Career-long partnership opens new horizons in clinical research

Rachel Phillips, Amy Tasca and Kim Mansky smile while working in a research lab

Kim Mansky, PhD, and Amy Tasca, DDS, PhD, are no strangers to working together. In fact, the director of the Minnesota Craniofacial Research Training Program served as the primary advisor to Tasca, holder of the Robert J Isaacson Chair of Orthodontics, during Tasca’s graduate studies. They haven’t stopped working together since.

It may seem atypical for a basic science researcher and a clinician to spend so much time together, but to them, it makes perfect sense. The two balance one another out: Mansky brings a mechanistic angle to Tasca’s research, while Tasca invites clinical applications to the work they do.

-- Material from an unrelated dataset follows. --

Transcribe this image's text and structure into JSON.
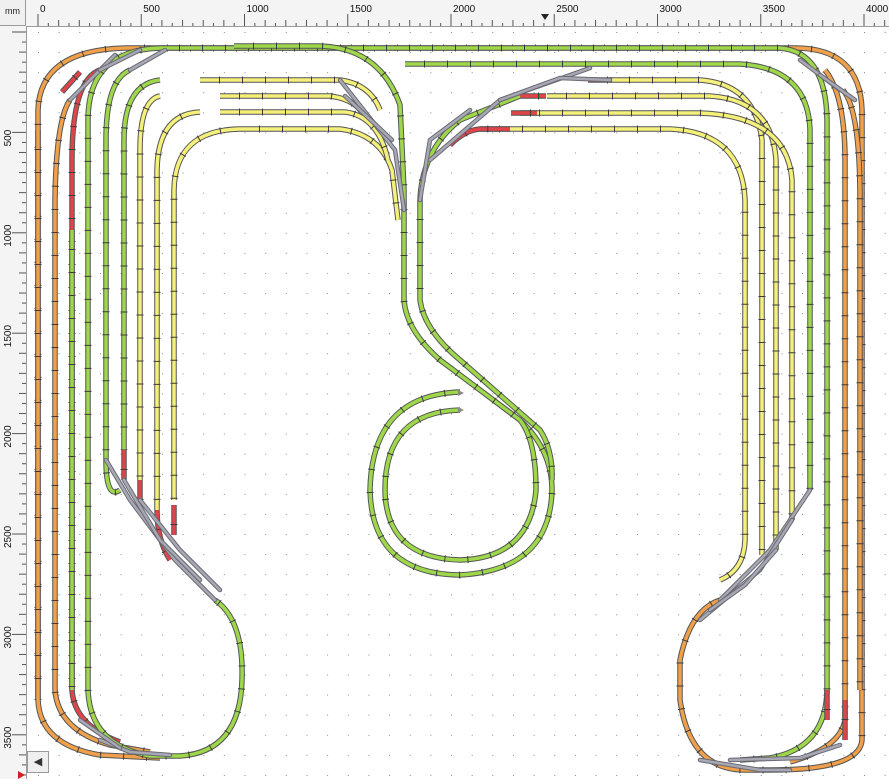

“I’ve always encouraged her to be more clinical,” Tasca said of Mansky.

And Mansky appreciates it. “As a basic scientist, I like the fact that I can still fulfill my interests, but at the same time try to understand something that might be more clinically relevant.”

The two also share a deep fondness and respect for one another. “I love working with Tasca,” Mansky said. “She’s a brilliant person, and we approach things differently, so we learn from one another.”

Tasca agreed, saying that though she loves her clinical work,Tuesday morning lab meetings with the Mansky lab are a highlight of her week. Thursday afternoon office drop-ins to say hello often lead to unfiltered work, family, and scientific conversations.

Recently, one of those conversations led to a new idea: working with the University of Minnesota Genomics Center to sequence genetic material between different skeletal sites, femurs and the mandible to identify variances between cells from different skeletal sites, thereby uncovering the mysteries behind diseases that primarily affect the jaw. 

“This is an idea in its very early stages,” Tasca explained, “and there has not been much research done in the community on this topic. Our hope is to understand differences between the cells  in the jaw, and develop an understanding of the jaw cells, rather than assuming all bone cells are the same, which is the undertone of most current studies.”

The focus continues osteoclast-related research that Tasca and Mansky have undertaken together since Tasca’s time in graduate school, but branches into a new line of questions with the jaw. The work for this project is being done by Rachel Phillips, DDS ’22 and PhD candidate, who studies under Mansky and Tasca.

The team applied for and received an American Academy of Orthodontists Foundation grant for the study, which they titled Where you originate from matters; a comparison of jaw and long bone osteoclast precursors using single cell analysis of osteoclast precursors. They plan to use the grant to gather initial data, which will then go toward forming hypotheses.

The groundbreaking nature of the research excites Tasca and Mansky, but so does the prospect of working with one another.

“This could signal a big shift in the way we diagnose and treat conditions in the craniofacial region,” Tasca said. “And it’s wonderful to keep working with Mansky, and to see Rachel come on board, too. Rachel is doing a lot of the work and has aspirations to potentially have an academic career similar to myself. It’s exciting to continue to see the impact Manksy has had, and the impact I hope to have, as well.”

Mansky agreed, indicating the power of their partnership in this research’s origin. “I don’t think I would have done this project without Tasca,” she said. “It just goes to show the power of partnering with a clinician as a basic scientist. I’m excited to do the experiment, to try new things but also discover this data and share it with this team. It’s going to be a fun summer.”